Sam had a vision that started several years before the Brewpub opened. After graduating with a degree in English, Sam worked in restaurants and bars throughout New York City. One in particular, Nacho Mama’s Burritos, was owned by one of the first restaurateurs in New York City to seek out not only the unique imported beers from around the world, but also beers made at small American microbreweries. This is right around the time the microbrews, as they were referred to back in the day, were starting to really gain favor. Sam's love of beer peeked his curiosity in wanting to learn more about it, including home brewing, which he soon tested out himself. Through good batches, and not-so-good batches, it became pretty clear what direction Sam's life was leading him down.
As Sam started to move towards opening a brewery, he knew that Delaware was one of only a handful of states at that time that didn’t already have a brewery. He took that one step further in making his brewery a brewpub, and eventually a distillery.

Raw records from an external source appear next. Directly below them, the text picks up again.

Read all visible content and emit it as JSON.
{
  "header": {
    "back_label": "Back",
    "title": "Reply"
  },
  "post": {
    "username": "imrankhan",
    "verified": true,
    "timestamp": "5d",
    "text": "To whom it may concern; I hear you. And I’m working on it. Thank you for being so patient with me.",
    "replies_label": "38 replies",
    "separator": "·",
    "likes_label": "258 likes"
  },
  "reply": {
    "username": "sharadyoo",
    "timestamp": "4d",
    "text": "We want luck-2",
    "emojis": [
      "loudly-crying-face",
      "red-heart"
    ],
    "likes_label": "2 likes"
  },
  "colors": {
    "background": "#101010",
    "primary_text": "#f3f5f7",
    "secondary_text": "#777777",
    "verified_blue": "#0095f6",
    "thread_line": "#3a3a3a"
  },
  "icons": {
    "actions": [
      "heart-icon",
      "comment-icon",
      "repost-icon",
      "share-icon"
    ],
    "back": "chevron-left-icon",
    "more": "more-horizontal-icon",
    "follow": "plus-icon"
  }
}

During this time Sam started doing more research into the unknown of the brewing industry, and what it would take to start a brewery of his own. While doing his research, he found there were two kinds of small breweries: a microbrewery, where beer is brewed and packaged into kegs or bottles, and then sent out the door to be sold in bars and stores; or a brewpub, where beer is brewed within a restaurant and sold on tap within the restaurant itself. The concept of a brewpub would reduce the risk of failure because there was always potential for revenue from both the brewery and the restaurant, sealing the deal to open a brewpub.
We visited Lewes Historical Society's 2015 Exhibit, Brewing in Delaware & 20 Off-Centered Years of Dogfish Head Craft Brewery. Here are a few pictures from the exhibit.
As the planning progressed, things really seemed to fall into place. This came to a quick halt when Sam found out brewing was actually illegal in the State of Delaware, as Delaware law prohibited breweries from opening in the state. To overcome this obstacle, Sam met with several of Delaware’s Senators and Members of the House to discuss to repeal of this law. While doing this, the people he reached out to informed him that others had tried to overturn the laws, but the legislation never actually made it to the floor to be voted on. In 1995, Sam and his attorney saw the bill they worked so tirelessly on pass with in (with a majority) in the Senate.
Dogfish Head Brewpub, located at 320 Rehoboth Avenue in downtown Rehoboth Beach, Delaware, opened its’ doors three days after this legislation was passed. Now here we are, twenty two years later, after originally starting out as the countries smallest brewery, the Brewpub and brewery became one of the fastest growing craft breweries in the United States, forcing a move of the brewing facilities to their current location (and several times expanded since then) in Milton during the summer of 2002.
Though the taps are dry and the kitchen is closed, the doors of the o.g. brewpub are now open through the summer as a place to purchase Dogfish Head merchandise and fill crowlers and growlers. Once the summer comes to an end, and the building finds its final resting place, so many off-centered and great memories will go with it.
On May 19th the newly constructed, $4 million new Dogfish Head Brewing & Eats, will open its doors to the public. We're getting a sneak peak tonight with fellow Mug Clubbers since we can't make a press event later this week, and we can't wait. We've been watching the building rise on Rehoboth Avenue and eagerly watched various posting on social media.
To a new era of Dogfish history: cheers to the old brewpub and to the new. May we make just as many amazing lifelong memories at your new home, Dogfish Head!